Pommes frites (chips) ($10)
Wild baby rocket leaves, crisp pear, shaved parmesan and French dressing ($10)
Lemon and gin brulee, with sloe gin gel, pepperberry shortbread, elderberry parfait and mint sherbet ($18)

The courses were all satisfactory. Not bad, but not fabulous either.  They sounded fine on first reading the menu, but the letdown was the presentation, and flavours when eating.

We want to come along on the culinary journey with you, chef, so it’s up to you to establish the link between the food, and the various flavours you have dictated we eat. Engage us in that culinary conversation, please. I found it impossible to work out exactly what benefit the mint sherbet added to the dessert, or how we were meant to eat it. It was served as a thin line of white sherbet down one side of the plate, opposite the brulee. Was it intended to have the brulee spoonful dipped into in en route to the mouth? We just licked our fingers, dipped them into the sherbet and tasted it. It was OK, on its own, but I couldn’t see the point of it, given that the dessert contained so many other fine flavours – ie the gin, the pepperberry and the elderberry. I have never taken drugs, so am not sure which drug it is being taken when you see people on TV going into toilets, arranging white powder with their credit cards then inhaling it through their noses, but that’s the mental picture which instantly came to my mind when I observed the sherbet on the plate! I really don’t think chef would have been impressed with my reaction!

The service was flawless. We were so well attended that we had three separate waitstaff independently checking as to whether we’d had our drink order taken yet, and if not, would we care for one/another. In this laissez faire era, where the general service attitude seems to be “take us or leave us”, I found that example of over-service-ing refreshing.

However, as we have discussed many times on this blog in the past, the enjoyment of a meal means that the full package must be addressed – so the food, as well as the service must be fabulous, and unfortunately the food simply did not match the service at The Point.

Posted on by Rita


rockoyster said...

Are you *sure* it was sherbet?

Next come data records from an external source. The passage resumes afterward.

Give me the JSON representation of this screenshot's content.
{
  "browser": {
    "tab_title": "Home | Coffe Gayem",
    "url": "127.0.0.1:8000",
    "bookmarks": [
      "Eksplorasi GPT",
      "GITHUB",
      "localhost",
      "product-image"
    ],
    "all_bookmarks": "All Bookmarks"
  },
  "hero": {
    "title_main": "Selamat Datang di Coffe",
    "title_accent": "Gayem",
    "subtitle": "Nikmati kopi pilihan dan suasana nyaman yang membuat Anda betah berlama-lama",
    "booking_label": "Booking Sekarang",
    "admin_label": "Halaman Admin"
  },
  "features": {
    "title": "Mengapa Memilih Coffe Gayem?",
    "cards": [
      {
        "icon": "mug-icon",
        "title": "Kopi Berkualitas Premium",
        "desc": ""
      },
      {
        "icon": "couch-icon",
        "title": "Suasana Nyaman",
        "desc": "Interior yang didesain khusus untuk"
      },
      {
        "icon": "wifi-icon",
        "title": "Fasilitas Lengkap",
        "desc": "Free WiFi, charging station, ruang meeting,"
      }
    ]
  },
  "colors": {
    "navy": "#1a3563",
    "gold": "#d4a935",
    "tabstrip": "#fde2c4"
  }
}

A wise old man once told me "Never eat in a restaurant that goes round or floats".

My only dining experience at Wrest Point has been the downstairs cafeteria-style joint. I thought it was tops in value and quality.

dillon said...

Had our best meal in Tassie at the The Point, when Luke Stepsys was chef there. His food was new, exciting, yet still delicious. No over garnishing and the main ingredient was the star , not just in shreds or a slivered or a dust.
There were elements of "molecular" food there, but they were fun and you could taste and enjoy the main ingredient.
We loved the revolving, showing off Hobart on a perfect moonlit night. As I said best meal experience, and then he was gone and looks like the Point is back to being pointless as a dining venue.

chloc said...

I guess the menu isn't inspiring however it was defenitly very nice and as you say the service devine! In Hobart it is so hard to have a meal with a view so it was a very nice change. Also - when I booked I was offered the vallet parking option as well and have no reason to be on their books for any special treatment so I think this is common practice - and as you say - makes for a very good first impresssion!

I would be more than happy to go back for a special occasion as I feel it is a place to go to feel pampered and enjoy the company of others and just enjoy the food - perhaps not look at it to hard. This is big coming from me - a massive foody :)